By Ed Waldrep
FSA (Fan Swept Area) is the area of the opening where the air goes through the fan. In other words, find the area of the entire face of the fan, the subract the area of the motor/spinner/hub, the result is the FSA.
Here's an example
WeMoTec Mini fan 480
Fan Shroud ID 2.715"
Motor tube OD 1.27"
Max Area 5.79 sq. in.
Motor tube area 1.27 sq. in.
Fan swept area 4.52 sq. in[U].
Tailcone diam. 100% 2.4"
Tailcone diam. 95% 2.28"
Tailcone diam. 90% 2.16"
The inlets may look quite small but if you measure and calculate the area you may find plenty of area. 100% of the FSA is the goal, a bit under you'll be ok, a bit larger is OK. You can go way above that and possibly improve static thrust, but too large and the scale looks begin to suffer (look at the huge nacelles on the GWS Me 262 and you'll see what I mean, they're way oversized) and there's increased drag at higher speeds because too much air is going in.
For exhaust aim for about 85 to 90 percent of the FSA.
Another thing to consider is the fan location. For most fighter type edfs, with the battery in the nose under a hatch, the fan needs to be placed with it's face toward the trailing edge of the wing. A fan access hatch on the bottom of the airplane usually looks better than one on the top.
Also, the battery mounting area up front should be made as long as possible to allow room for different sizes, lengths, and weights of batteries to be used. Some users will want to upgrade the power and making a small opening for only one size of battery that can't be moved makes upgrading difficult, a heavier battery would cause problems with balance.

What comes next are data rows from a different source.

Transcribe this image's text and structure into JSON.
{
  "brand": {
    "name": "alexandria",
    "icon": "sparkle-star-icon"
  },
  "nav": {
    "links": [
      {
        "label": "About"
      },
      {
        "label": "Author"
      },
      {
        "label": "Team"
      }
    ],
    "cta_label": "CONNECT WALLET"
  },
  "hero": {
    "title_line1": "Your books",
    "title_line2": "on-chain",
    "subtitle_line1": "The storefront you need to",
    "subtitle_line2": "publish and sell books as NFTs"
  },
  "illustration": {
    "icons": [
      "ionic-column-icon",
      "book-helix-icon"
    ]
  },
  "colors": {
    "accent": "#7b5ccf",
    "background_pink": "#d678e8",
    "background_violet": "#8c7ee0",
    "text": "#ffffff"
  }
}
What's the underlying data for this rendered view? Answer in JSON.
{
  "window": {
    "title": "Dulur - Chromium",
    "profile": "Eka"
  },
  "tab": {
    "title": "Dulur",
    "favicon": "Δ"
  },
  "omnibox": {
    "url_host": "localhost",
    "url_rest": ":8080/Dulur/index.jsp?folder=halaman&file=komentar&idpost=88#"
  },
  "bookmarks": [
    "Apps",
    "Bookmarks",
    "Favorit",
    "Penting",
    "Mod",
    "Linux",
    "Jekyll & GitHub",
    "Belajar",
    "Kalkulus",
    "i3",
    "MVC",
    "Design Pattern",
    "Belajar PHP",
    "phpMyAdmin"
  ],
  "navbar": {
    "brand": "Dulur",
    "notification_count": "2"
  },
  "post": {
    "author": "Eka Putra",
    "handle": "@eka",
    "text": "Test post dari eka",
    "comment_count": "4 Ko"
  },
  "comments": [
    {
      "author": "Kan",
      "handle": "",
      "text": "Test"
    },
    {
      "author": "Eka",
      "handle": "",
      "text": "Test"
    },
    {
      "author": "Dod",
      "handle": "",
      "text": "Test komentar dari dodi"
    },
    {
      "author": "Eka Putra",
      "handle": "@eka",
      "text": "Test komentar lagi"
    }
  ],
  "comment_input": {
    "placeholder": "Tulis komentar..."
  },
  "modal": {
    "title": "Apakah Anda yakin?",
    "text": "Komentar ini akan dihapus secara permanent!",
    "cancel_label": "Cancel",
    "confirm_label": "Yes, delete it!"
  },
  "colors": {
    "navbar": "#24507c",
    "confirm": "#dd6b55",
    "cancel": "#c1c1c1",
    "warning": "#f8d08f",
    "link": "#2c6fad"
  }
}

Another factor is inlet ducting....it should be kept far apart until mid wing, then it should come together to meet at the fan. The reasoning is this will allow room between the ducting for a battery to slide farther back to achieve proper balance. A stock size battery may not need to go back that far, but with a power upgrade a heavier battery may be needed. However, you still need to make room for retracts on the outside, so there must be some room between the outside of the fuselage and the ducting, so back from the inlets in the front the ducting can head toward the center of the airplane but not at a really sharp angle, then once you get past the rearmost end of a battery the ducting can make another turn toward the center of the airplane and join in front of the fan. Avoiding sharp turns is important, make gradual turns if possible. With molded foam this is easily achievable.